Coventry Cathedral 1944
that once beckoned the pilgrim
to raise her eyes heavenward—
now lays mixed among the rubble
of beam and mote
and prostrate Christ
like broken prayers.
A chaplain—an agent of light—
surveys the rubble
picks up one red piece
then one blue
and tucks them into his pocket
with the promise
that God hears all prayers.
Rebecca Bateman wishes she had a hundred lives to do a thousand things. She dabbles in cooking, gardening, literature, writing, stained-glass work, sewing, and foreign languages. She was the executive director for LDS Earth Stewardship, staff for the Utah House of Representatives, an organizer of the 2015 Parliament of the World’s Religions, a member of the Salt Lake Interfaith Roundtable, a board member of the Golden Rule Project, and a mentor to a refugee family. She wants to help create a peaceful world and visit every bit of it.
Peace like a river, they say
but I have seen rivers slice canyons through mountains.
I remember drowning in the Yakima river,
tumbled under the press of the current,
knees bruising against polished rock.
My thoughts as swift as the flow that
dragged me, fingers clawing for purchase
on the bank, until I went under.
Above me refracting shades of blue and green,
the panic subsided as time slowed to a crawl.
The strangest calm. Feeling my waterlogged
canvas shoes slipping from my feet.
Peace like a river
a stillness amid the roar
surrendering my course
as the river cuts a path to the sea.
Kelly Moore is a graduate from BYU-Idaho with a BA in Creative Writing. She currently lives in Soda Springs, Idaho, with her husband and two sons.

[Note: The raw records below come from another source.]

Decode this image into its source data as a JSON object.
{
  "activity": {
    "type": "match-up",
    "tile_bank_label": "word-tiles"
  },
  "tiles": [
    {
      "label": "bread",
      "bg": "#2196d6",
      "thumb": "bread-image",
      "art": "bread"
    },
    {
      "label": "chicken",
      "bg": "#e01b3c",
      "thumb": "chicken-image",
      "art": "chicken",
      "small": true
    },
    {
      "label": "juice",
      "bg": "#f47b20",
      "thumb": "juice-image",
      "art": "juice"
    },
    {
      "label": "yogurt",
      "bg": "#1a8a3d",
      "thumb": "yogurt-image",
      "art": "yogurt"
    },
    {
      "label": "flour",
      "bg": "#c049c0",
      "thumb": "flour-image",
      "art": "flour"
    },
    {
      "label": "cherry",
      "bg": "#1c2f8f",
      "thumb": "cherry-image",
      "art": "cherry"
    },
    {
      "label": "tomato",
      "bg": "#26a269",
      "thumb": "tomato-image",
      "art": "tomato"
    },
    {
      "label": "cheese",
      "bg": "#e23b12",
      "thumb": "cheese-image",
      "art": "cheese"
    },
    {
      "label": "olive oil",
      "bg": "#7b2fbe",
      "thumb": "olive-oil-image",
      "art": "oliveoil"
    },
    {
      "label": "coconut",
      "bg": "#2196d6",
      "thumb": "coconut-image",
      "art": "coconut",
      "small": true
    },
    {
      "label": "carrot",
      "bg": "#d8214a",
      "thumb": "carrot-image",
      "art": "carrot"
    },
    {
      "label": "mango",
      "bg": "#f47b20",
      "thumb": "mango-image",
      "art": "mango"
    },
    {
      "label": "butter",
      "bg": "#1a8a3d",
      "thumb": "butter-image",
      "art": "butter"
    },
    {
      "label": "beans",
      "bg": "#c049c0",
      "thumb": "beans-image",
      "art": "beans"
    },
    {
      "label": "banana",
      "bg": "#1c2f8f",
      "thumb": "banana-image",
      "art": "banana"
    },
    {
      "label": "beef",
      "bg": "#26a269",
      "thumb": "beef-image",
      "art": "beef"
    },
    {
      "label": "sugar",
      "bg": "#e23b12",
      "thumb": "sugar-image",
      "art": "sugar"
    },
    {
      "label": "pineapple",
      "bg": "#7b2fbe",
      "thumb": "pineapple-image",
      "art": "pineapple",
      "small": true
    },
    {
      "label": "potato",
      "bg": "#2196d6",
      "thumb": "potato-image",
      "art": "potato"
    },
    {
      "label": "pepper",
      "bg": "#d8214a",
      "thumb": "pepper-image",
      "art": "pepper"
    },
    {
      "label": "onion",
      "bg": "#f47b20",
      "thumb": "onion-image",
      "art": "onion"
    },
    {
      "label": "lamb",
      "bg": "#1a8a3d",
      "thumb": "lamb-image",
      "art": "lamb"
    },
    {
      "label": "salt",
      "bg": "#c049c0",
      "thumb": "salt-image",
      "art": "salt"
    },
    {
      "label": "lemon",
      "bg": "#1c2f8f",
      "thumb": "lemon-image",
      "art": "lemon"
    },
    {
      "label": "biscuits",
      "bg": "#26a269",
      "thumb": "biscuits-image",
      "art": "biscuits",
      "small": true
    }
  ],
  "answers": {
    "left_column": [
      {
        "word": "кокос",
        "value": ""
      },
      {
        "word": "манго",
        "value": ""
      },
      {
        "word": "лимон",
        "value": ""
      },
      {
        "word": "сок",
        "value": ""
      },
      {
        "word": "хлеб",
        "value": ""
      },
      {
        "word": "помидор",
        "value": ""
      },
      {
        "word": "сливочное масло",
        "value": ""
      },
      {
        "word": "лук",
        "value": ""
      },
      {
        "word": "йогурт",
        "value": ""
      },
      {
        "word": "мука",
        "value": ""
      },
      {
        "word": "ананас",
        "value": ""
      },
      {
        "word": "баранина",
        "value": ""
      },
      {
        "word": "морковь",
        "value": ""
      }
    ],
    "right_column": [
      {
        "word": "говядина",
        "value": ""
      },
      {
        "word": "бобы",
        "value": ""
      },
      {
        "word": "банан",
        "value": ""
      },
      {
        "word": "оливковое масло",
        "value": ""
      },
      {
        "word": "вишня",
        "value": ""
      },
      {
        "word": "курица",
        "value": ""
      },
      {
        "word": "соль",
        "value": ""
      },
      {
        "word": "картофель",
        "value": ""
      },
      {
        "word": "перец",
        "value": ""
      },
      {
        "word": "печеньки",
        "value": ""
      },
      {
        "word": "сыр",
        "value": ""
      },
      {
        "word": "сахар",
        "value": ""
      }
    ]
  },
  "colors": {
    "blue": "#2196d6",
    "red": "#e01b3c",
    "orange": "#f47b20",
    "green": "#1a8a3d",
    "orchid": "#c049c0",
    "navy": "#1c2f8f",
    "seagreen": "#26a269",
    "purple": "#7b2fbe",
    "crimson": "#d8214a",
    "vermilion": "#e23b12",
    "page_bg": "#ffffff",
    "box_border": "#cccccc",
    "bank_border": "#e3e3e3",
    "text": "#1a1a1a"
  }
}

After visiting the historic town,
by the time I fall asleep, I’m fishing.
The rod and the river, a mayfly
fluttering at my temple, knee-high numb,
pants suctioned against skin.

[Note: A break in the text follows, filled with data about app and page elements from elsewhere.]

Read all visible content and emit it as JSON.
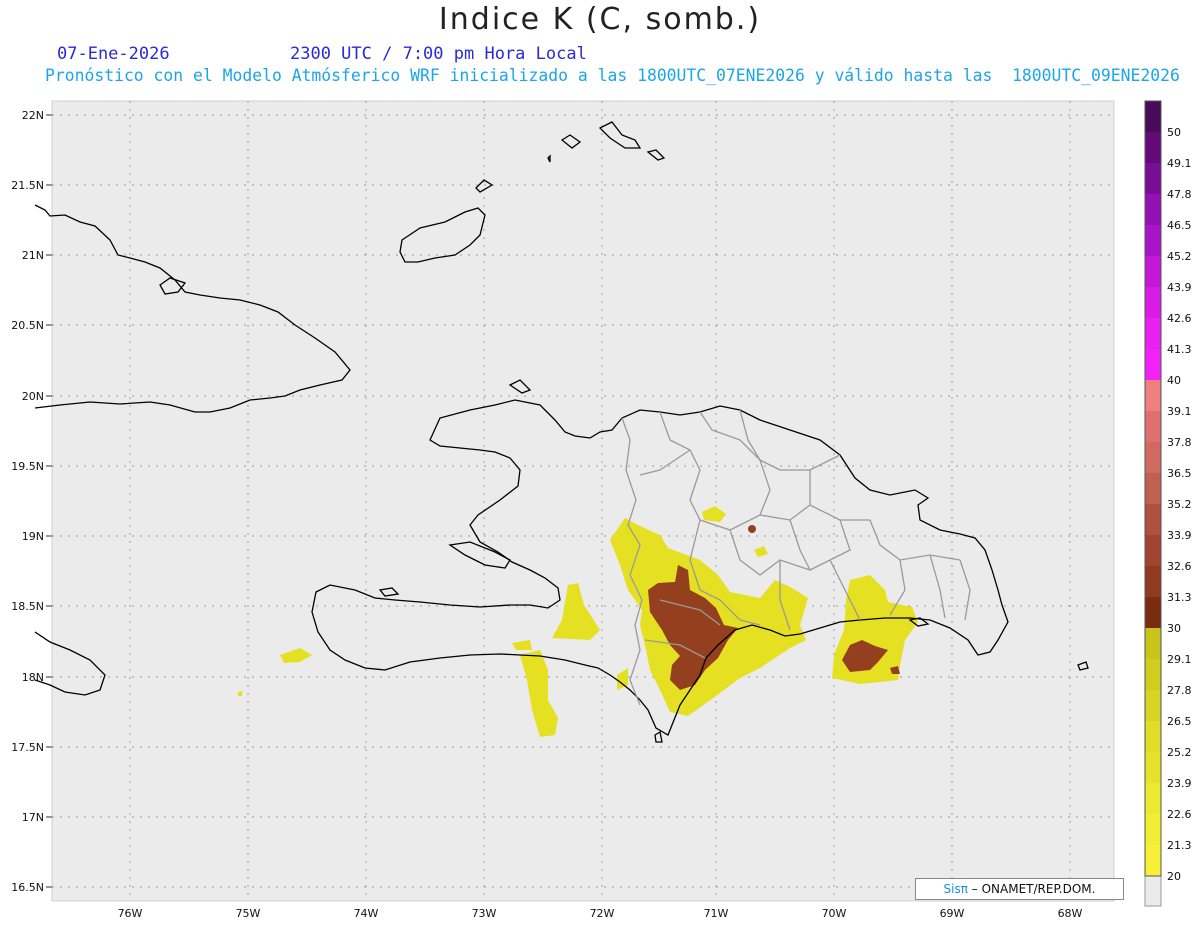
{
  "header": {
    "title": "Indice K (C, somb.)",
    "date": "07-Ene-2026",
    "time": "2300 UTC / 7:00 pm Hora Local",
    "description": "Pronóstico con el Modelo Atmósferico WRF inicializado a las 1800UTC_07ENE2026 y válido hasta las  1800UTC_09ENE2026"
  },
  "axes": {
    "lat_labels": [
      "22N",
      "21.5N",
      "21N",
      "20.5N",
      "20N",
      "19.5N",
      "19N",
      "18.5N",
      "18N",
      "17.5N",
      "17N",
      "16.5N"
    ],
    "lon_labels": [
      "76W",
      "75W",
      "74W",
      "73W",
      "72W",
      "71W",
      "70W",
      "69W",
      "68W"
    ]
  },
  "colorbar": {
    "labels": [
      "50",
      "49.1",
      "47.8",
      "46.5",
      "45.2",
      "43.9",
      "42.6",
      "41.3",
      "40",
      "39.1",
      "37.8",
      "36.5",
      "35.2",
      "33.9",
      "32.6",
      "31.3",
      "30",
      "29.1",
      "27.8",
      "26.5",
      "25.2",
      "23.9",
      "22.6",
      "21.3",
      "20"
    ],
    "colors": [
      "#4a0a5a",
      "#620b78",
      "#7a0d96",
      "#9210b4",
      "#aa14c8",
      "#c418d8",
      "#d81ce6",
      "#e820f0",
      "#f022f8",
      "#f08080",
      "#e07070",
      "#d06a60",
      "#c06050",
      "#b05040",
      "#a04330",
      "#903a22",
      "#7a2c10",
      "#c8c41a",
      "#d0cc20",
      "#d8d424",
      "#e0dc28",
      "#e6e22c",
      "#ecea30",
      "#f2ee34",
      "#f8f038"
    ]
  },
  "credit": {
    "brand": "Sisπ",
    "text": "– ONAMET/REP.DOM."
  },
  "colors": {
    "ocean": "#ebebeb",
    "coast": "#000000",
    "border": "#9a9a9a",
    "k20": "#e6e022",
    "k30": "#94401e"
  }
}
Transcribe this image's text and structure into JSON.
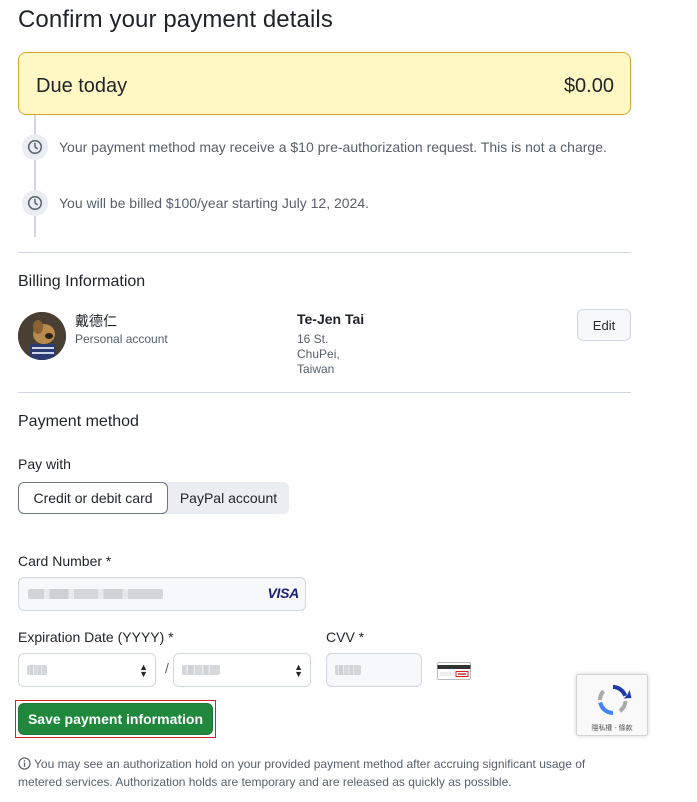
{
  "page": {
    "title": "Confirm your payment details"
  },
  "due": {
    "label": "Due today",
    "amount": "$0.00"
  },
  "timeline": [
    {
      "icon": "clock-icon",
      "text": "Your payment method may receive a $10 pre-authorization request. This is not a charge."
    },
    {
      "icon": "clock-icon",
      "text": "You will be billed $100/year starting July 12, 2024."
    }
  ],
  "billing": {
    "title": "Billing Information",
    "account_name": "戴德仁",
    "account_type": "Personal account",
    "bill_name": "Te-Jen Tai",
    "address_lines": [
      "16 St.",
      "ChuPei,",
      "Taiwan"
    ],
    "edit_label": "Edit"
  },
  "payment": {
    "title": "Payment method",
    "pay_with_label": "Pay with",
    "options": [
      {
        "label": "Credit or debit card",
        "selected": true
      },
      {
        "label": "PayPal account",
        "selected": false
      }
    ],
    "card_number_label": "Card Number *",
    "card_brand": "VISA",
    "expiration_label": "Expiration Date (YYYY) *",
    "expiration_separator": "/",
    "cvv_label": "CVV *",
    "save_label": "Save payment information"
  },
  "recaptcha": {
    "text": "隱私權 - 條款"
  },
  "note": {
    "text": "You may see an authorization hold on your provided payment method after accruing significant usage of metered services. Authorization holds are temporary and are released as quickly as possible."
  },
  "colors": {
    "due_bg": "#fff8c5",
    "due_border": "#d4a72c",
    "save_bg": "#1f883d",
    "focus_frame": "#cf222e"
  }
}
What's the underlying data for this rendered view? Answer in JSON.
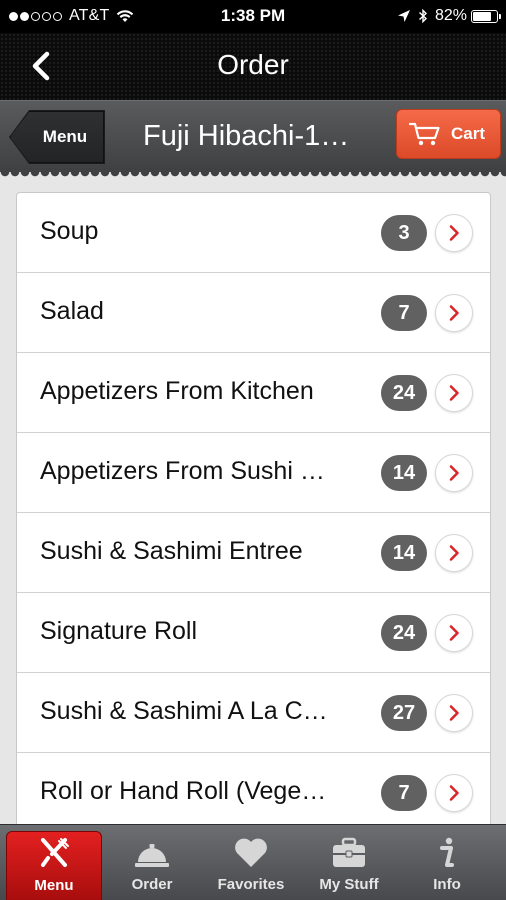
{
  "status_bar": {
    "carrier": "AT&T",
    "time": "1:38 PM",
    "battery": "82%",
    "battery_level": 0.82
  },
  "nav": {
    "title": "Order",
    "back_icon": "chevron-left-icon"
  },
  "sub_header": {
    "back_label": "Menu",
    "restaurant_name": "Fuji Hibachi-1…",
    "cart_label": "Cart"
  },
  "menu_categories": [
    {
      "label": "Soup",
      "count": "3"
    },
    {
      "label": "Salad",
      "count": "7"
    },
    {
      "label": "Appetizers From Kitchen",
      "count": "24"
    },
    {
      "label": "Appetizers From Sushi …",
      "count": "14"
    },
    {
      "label": "Sushi & Sashimi Entree",
      "count": "14"
    },
    {
      "label": "Signature Roll",
      "count": "24"
    },
    {
      "label": "Sushi & Sashimi A La C…",
      "count": "27"
    },
    {
      "label": "Roll or Hand Roll (Vege…",
      "count": "7"
    }
  ],
  "tabs": [
    {
      "label": "Menu",
      "icon": "fork-knife-icon",
      "active": true
    },
    {
      "label": "Order",
      "icon": "service-bell-icon",
      "active": false
    },
    {
      "label": "Favorites",
      "icon": "heart-icon",
      "active": false
    },
    {
      "label": "My Stuff",
      "icon": "briefcase-icon",
      "active": false
    },
    {
      "label": "Info",
      "icon": "info-icon",
      "active": false
    }
  ],
  "colors": {
    "cart_accent": "#e8573a",
    "active_tab": "#cc1414",
    "chevron": "#d9262a",
    "badge": "#616161"
  }
}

The river glares with the window-print
light that falls across the walls
when cars pass outside.
Waking at midnight,
I tried to imagine erasing myself

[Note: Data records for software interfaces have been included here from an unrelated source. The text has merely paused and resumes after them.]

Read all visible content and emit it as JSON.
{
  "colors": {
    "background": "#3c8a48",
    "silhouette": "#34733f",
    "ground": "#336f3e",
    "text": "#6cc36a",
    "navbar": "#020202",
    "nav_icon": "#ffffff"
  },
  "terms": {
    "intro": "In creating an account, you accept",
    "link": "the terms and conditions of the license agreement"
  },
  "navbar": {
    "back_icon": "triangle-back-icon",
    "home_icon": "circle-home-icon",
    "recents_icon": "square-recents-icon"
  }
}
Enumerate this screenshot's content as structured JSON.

feet first but my toes just felt swollen.
After a four hour shift of breathing deep,
I opened the window three stories high
and screenless, like a door to an attic
or a rip through a curtain.
Shingled roofs descend to the
river banks, two freeway-exits away.
At the river bank, the water glows.
Beyond, factory lights
pin the mountain like stars.
Nets of silver light roll
in the water with the early opening sky.
A rug of woven tire-strips tied
over slick rock a trail head away.
It’s easy to think that faith
is about catching fish.
Alizabeth Worley has published poems, essays and graphic nonfiction in Iron Horse Literary Review, Hobart, Sweet: A Literary Confection, and elsewhere. Her husband, Michael, is an attorney with Cerebral Palsy. They make hobbies of eating breakfast for dinner, watching The Good Place, and walking around their Alma Mater (also BYU) together, especially while the bells are playing. Swimming was a favorite date, and then they had kids. Fortunately for Lizzie, Michael is a great sport when it comes to Lizzie’s art and writing, always willing to look at her work and lavish her with compliments and gentle suggestions. You can find more of her work at alizabethworley.com